▶ [Task goal]: Reproduce the entire listing exactly as written, apart from its pictures.

··· Records for the exercise

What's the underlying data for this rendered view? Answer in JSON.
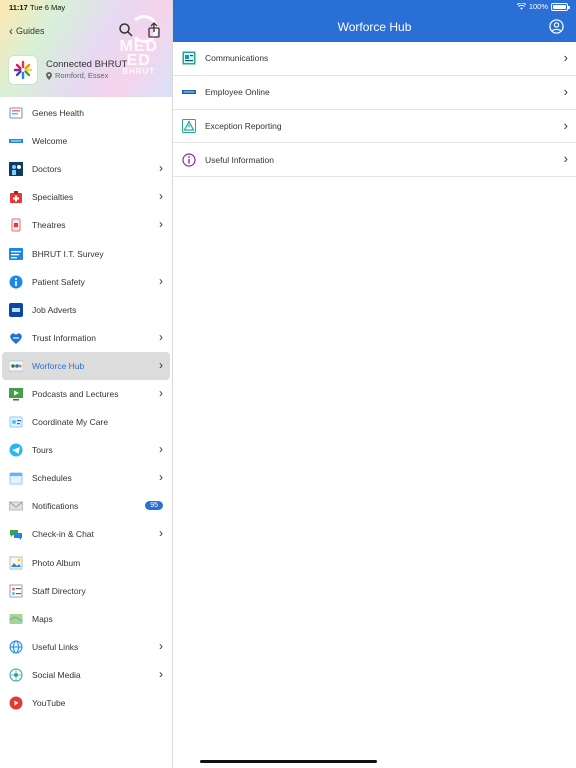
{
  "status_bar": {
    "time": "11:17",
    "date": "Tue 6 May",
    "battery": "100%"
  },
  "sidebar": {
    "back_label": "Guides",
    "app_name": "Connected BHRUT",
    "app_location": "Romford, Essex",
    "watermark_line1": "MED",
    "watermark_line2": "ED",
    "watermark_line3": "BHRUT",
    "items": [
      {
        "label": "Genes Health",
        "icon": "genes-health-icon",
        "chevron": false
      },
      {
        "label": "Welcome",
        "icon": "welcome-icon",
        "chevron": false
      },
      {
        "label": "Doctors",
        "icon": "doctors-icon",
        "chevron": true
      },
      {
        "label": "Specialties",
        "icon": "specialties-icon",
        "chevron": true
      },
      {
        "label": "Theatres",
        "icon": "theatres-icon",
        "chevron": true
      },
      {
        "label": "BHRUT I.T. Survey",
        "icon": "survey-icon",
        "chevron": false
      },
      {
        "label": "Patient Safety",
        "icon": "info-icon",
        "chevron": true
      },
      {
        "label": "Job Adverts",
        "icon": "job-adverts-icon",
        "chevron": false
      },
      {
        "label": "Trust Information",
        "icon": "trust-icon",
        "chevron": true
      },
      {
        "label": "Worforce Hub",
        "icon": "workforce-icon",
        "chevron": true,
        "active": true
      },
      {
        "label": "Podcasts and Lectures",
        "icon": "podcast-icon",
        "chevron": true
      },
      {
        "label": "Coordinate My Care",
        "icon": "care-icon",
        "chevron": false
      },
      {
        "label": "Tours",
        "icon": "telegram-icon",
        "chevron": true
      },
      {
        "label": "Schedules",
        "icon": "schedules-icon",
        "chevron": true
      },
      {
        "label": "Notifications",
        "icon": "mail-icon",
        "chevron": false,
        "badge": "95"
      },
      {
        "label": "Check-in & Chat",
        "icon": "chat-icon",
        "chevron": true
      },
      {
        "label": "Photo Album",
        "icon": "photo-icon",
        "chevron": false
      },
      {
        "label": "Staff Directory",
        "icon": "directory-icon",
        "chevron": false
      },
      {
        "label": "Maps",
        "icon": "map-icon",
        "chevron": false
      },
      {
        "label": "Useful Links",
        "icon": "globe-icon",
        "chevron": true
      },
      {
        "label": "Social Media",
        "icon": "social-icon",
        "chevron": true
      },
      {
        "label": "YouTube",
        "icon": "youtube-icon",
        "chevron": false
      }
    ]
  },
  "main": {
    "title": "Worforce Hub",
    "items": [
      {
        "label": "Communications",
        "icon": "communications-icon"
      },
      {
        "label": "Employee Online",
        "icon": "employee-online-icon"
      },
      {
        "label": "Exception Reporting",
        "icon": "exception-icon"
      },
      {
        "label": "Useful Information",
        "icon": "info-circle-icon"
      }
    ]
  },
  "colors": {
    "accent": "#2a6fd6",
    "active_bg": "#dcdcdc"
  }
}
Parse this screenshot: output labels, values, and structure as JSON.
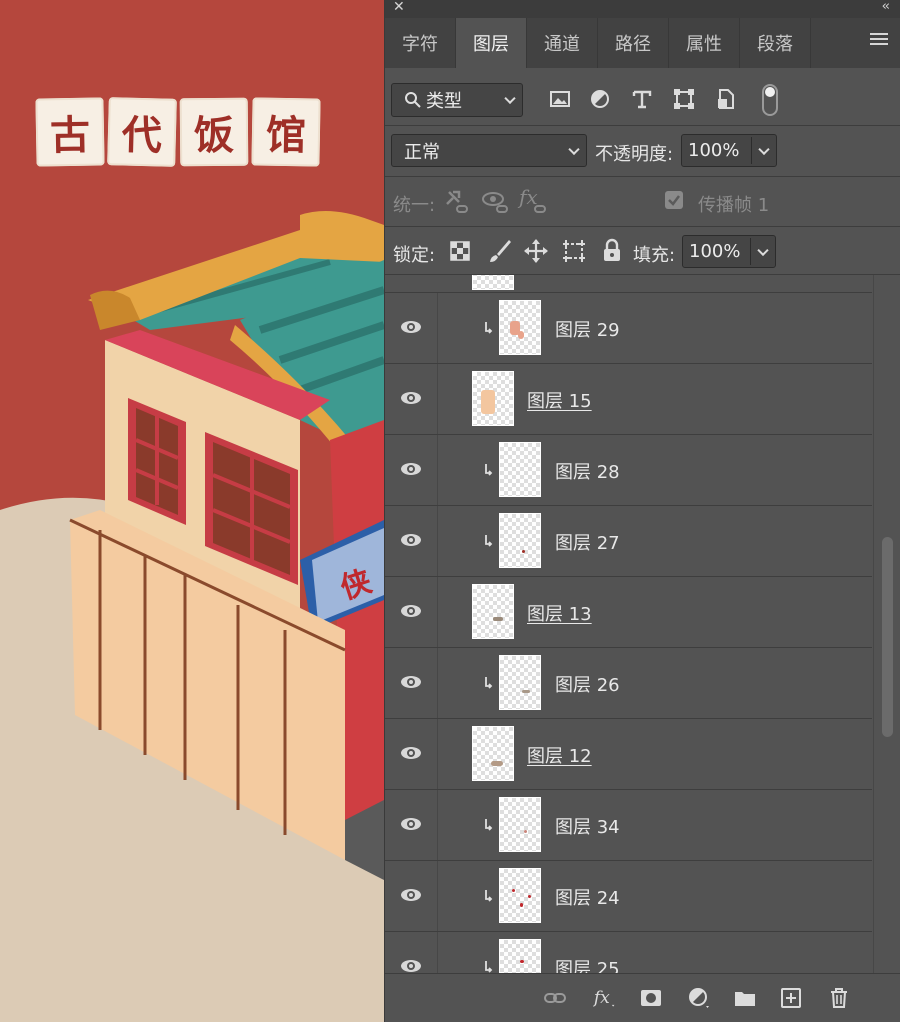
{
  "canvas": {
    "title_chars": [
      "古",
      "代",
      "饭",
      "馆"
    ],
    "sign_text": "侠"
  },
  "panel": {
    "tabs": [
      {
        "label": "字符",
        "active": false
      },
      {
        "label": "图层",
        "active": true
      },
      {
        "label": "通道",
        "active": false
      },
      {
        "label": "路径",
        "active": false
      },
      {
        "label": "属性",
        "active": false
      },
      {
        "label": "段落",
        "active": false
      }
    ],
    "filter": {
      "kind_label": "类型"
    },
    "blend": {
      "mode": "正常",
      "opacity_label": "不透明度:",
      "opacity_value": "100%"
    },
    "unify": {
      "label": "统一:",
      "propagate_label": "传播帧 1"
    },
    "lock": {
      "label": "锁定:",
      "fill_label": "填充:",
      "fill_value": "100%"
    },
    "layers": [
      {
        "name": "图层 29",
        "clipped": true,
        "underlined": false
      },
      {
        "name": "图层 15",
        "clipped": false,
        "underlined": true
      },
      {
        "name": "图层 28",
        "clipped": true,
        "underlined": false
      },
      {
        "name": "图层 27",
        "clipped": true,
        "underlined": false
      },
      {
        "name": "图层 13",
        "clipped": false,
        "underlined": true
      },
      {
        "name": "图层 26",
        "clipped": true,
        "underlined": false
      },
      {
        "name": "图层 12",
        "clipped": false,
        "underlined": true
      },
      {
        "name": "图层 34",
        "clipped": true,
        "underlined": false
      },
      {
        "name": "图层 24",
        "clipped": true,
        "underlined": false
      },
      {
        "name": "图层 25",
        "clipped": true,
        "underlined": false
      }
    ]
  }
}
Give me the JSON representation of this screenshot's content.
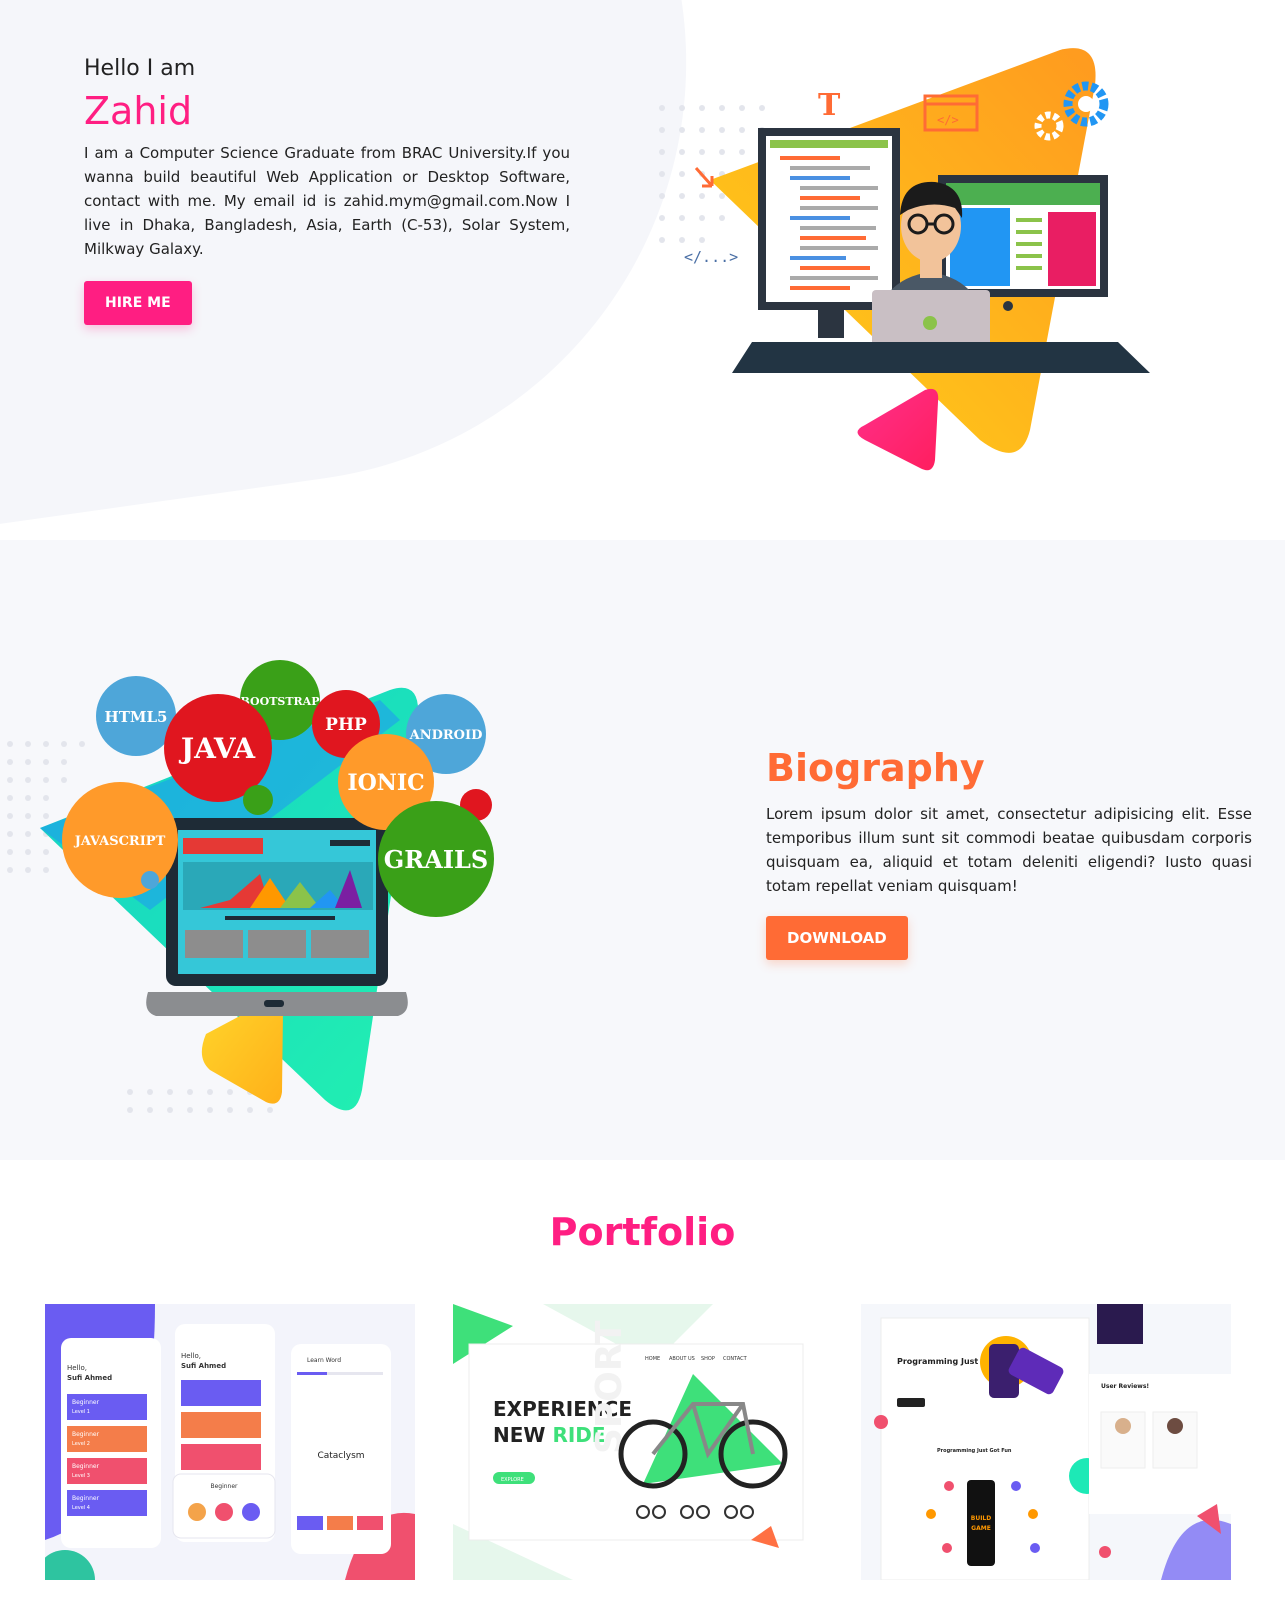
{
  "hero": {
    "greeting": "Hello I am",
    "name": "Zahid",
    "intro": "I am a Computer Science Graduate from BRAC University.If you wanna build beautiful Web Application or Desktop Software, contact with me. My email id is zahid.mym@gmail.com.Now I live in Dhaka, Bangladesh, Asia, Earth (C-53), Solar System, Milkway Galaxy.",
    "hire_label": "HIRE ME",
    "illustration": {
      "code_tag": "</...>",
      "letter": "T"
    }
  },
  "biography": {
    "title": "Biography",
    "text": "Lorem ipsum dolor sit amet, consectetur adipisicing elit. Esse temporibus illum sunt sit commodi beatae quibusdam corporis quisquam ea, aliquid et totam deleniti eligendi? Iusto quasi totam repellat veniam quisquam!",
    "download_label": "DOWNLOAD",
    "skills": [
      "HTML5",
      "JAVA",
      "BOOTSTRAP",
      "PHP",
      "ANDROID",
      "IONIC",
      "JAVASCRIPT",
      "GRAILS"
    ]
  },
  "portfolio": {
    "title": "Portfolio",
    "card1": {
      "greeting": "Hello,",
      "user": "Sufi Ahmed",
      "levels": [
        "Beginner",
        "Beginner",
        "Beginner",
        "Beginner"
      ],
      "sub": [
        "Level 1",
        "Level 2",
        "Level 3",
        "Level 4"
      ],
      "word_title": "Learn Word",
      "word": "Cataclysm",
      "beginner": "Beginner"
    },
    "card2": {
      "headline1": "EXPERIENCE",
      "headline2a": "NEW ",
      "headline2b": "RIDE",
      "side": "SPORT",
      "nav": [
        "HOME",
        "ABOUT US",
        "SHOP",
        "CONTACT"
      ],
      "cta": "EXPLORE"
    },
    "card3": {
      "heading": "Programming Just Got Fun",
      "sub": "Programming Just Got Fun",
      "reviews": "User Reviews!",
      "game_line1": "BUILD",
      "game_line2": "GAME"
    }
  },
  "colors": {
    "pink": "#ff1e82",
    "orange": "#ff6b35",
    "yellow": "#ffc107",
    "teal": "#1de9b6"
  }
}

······

▶ [Exercise answer]:
What's the underlying data for this rendered view? Answer in JSON.
{
  "status_bar": {
    "time": "11:17",
    "date": "Tue 6 May",
    "battery": "100%"
  },
  "sidebar": {
    "back_label": "Guides",
    "app_name": "Connected BHRUT",
    "app_location": "Romford, Essex",
    "watermark_line1": "MED",
    "watermark_line2": "ED",
    "watermark_line3": "BHRUT",
    "items": [
      {
        "label": "Genes Health",
        "icon": "genes-health-icon",
        "chevron": false
      },
      {
        "label": "Welcome",
        "icon": "welcome-icon",
        "chevron": false
      },
      {
        "label": "Doctors",
        "icon": "doctors-icon",
        "chevron": true
      },
      {
        "label": "Specialties",
        "icon": "specialties-icon",
        "chevron": true
      },
      {
        "label": "Theatres",
        "icon": "theatres-icon",
        "chevron": true
      },
      {
        "label": "BHRUT I.T. Survey",
        "icon": "survey-icon",
        "chevron": false
      },
      {
        "label": "Patient Safety",
        "icon": "info-icon",
        "chevron": true
      },
      {
        "label": "Job Adverts",
        "icon": "job-adverts-icon",
        "chevron": false
      },
      {
        "label": "Trust Information",
        "icon": "trust-icon",
        "chevron": true
      },
      {
        "label": "Worforce Hub",
        "icon": "workforce-icon",
        "chevron": true,
        "active": true
      },
      {
        "label": "Podcasts and Lectures",
        "icon": "podcast-icon",
        "chevron": true
      },
      {
        "label": "Coordinate My Care",
        "icon": "care-icon",
        "chevron": false
      },
      {
        "label": "Tours",
        "icon": "telegram-icon",
        "chevron": true
      },
      {
        "label": "Schedules",
        "icon": "schedules-icon",
        "chevron": true
      },
      {
        "label": "Notifications",
        "icon": "mail-icon",
        "chevron": false,
        "badge": "95"
      },
      {
        "label": "Check-in & Chat",
        "icon": "chat-icon",
        "chevron": true
      },
      {
        "label": "Photo Album",
        "icon": "photo-icon",
        "chevron": false
      },
      {
        "label": "Staff Directory",
        "icon": "directory-icon",
        "chevron": false
      },
      {
        "label": "Maps",
        "icon": "map-icon",
        "chevron": false
      },
      {
        "label": "Useful Links",
        "icon": "globe-icon",
        "chevron": true
      },
      {
        "label": "Social Media",
        "icon": "social-icon",
        "chevron": true
      },
      {
        "label": "YouTube",
        "icon": "youtube-icon",
        "chevron": false
      }
    ]
  },
  "main": {
    "title": "Worforce Hub",
    "items": [
      {
        "label": "Communications",
        "icon": "communications-icon"
      },
      {
        "label": "Employee Online",
        "icon": "employee-online-icon"
      },
      {
        "label": "Exception Reporting",
        "icon": "exception-icon"
      },
      {
        "label": "Useful Information",
        "icon": "info-circle-icon"
      }
    ]
  },
  "colors": {
    "accent": "#2a6fd6",
    "active_bg": "#dcdcdc"
  }
}
Parse this screenshot: output labels, values, and structure as JSON.
{
  "canvas": {
    "title_chars": [
      "古",
      "代",
      "饭",
      "馆"
    ],
    "sign_text": "侠"
  },
  "panel": {
    "tabs": [
      {
        "label": "字符",
        "active": false
      },
      {
        "label": "图层",
        "active": true
      },
      {
        "label": "通道",
        "active": false
      },
      {
        "label": "路径",
        "active": false
      },
      {
        "label": "属性",
        "active": false
      },
      {
        "label": "段落",
        "active": false
      }
    ],
    "filter": {
      "kind_label": "类型"
    },
    "blend": {
      "mode": "正常",
      "opacity_label": "不透明度:",
      "opacity_value": "100%"
    },
    "unify": {
      "label": "统一:",
      "propagate_label": "传播帧 1"
    },
    "lock": {
      "label": "锁定:",
      "fill_label": "填充:",
      "fill_value": "100%"
    },
    "layers": [
      {
        "name": "图层 29",
        "clipped": true,
        "underlined": false
      },
      {
        "name": "图层 15",
        "clipped": false,
        "underlined": true
      },
      {
        "name": "图层 28",
        "clipped": true,
        "underlined": false
      },
      {
        "name": "图层 27",
        "clipped": true,
        "underlined": false
      },
      {
        "name": "图层 13",
        "clipped": false,
        "underlined": true
      },
      {
        "name": "图层 26",
        "clipped": true,
        "underlined": false
      },
      {
        "name": "图层 12",
        "clipped": false,
        "underlined": true
      },
      {
        "name": "图层 34",
        "clipped": true,
        "underlined": false
      },
      {
        "name": "图层 24",
        "clipped": true,
        "underlined": false
      },
      {
        "name": "图层 25",
        "clipped": true,
        "underlined": false
      }
    ]
  }
}
Give me the JSON representation of this screenshot's content.
{
  "hero": {
    "greeting": "Hello I am",
    "name": "Zahid",
    "intro": "I am a Computer Science Graduate from BRAC University.If you wanna build beautiful Web Application or Desktop Software, contact with me. My email id is zahid.mym@gmail.com.Now I live in Dhaka, Bangladesh, Asia, Earth (C-53), Solar System, Milkway Galaxy.",
    "hire_label": "HIRE ME",
    "illustration": {
      "code_tag": "</...>",
      "letter": "T"
    }
  },
  "biography": {
    "title": "Biography",
    "text": "Lorem ipsum dolor sit amet, consectetur adipisicing elit. Esse temporibus illum sunt sit commodi beatae quibusdam corporis quisquam ea, aliquid et totam deleniti eligendi? Iusto quasi totam repellat veniam quisquam!",
    "download_label": "DOWNLOAD",
    "skills": [
      "HTML5",
      "JAVA",
      "BOOTSTRAP",
      "PHP",
      "ANDROID",
      "IONIC",
      "JAVASCRIPT",
      "GRAILS"
    ]
  },
  "portfolio": {
    "title": "Portfolio",
    "card1": {
      "greeting": "Hello,",
      "user": "Sufi Ahmed",
      "levels": [
        "Beginner",
        "Beginner",
        "Beginner",
        "Beginner"
      ],
      "sub": [
        "Level 1",
        "Level 2",
        "Level 3",
        "Level 4"
      ],
      "word_title": "Learn Word",
      "word": "Cataclysm",
      "beginner": "Beginner"
    },
    "card2": {
      "headline1": "EXPERIENCE",
      "headline2a": "NEW ",
      "headline2b": "RIDE",
      "side": "SPORT",
      "nav": [
        "HOME",
        "ABOUT US",
        "SHOP",
        "CONTACT"
      ],
      "cta": "EXPLORE"
    },
    "card3": {
      "heading": "Programming Just Got Fun",
      "sub": "Programming Just Got Fun",
      "reviews": "User Reviews!",
      "game_line1": "BUILD",
      "game_line2": "GAME"
    }
  },
  "colors": {
    "pink": "#ff1e82",
    "orange": "#ff6b35",
    "yellow": "#ffc107",
    "teal": "#1de9b6"
  }
}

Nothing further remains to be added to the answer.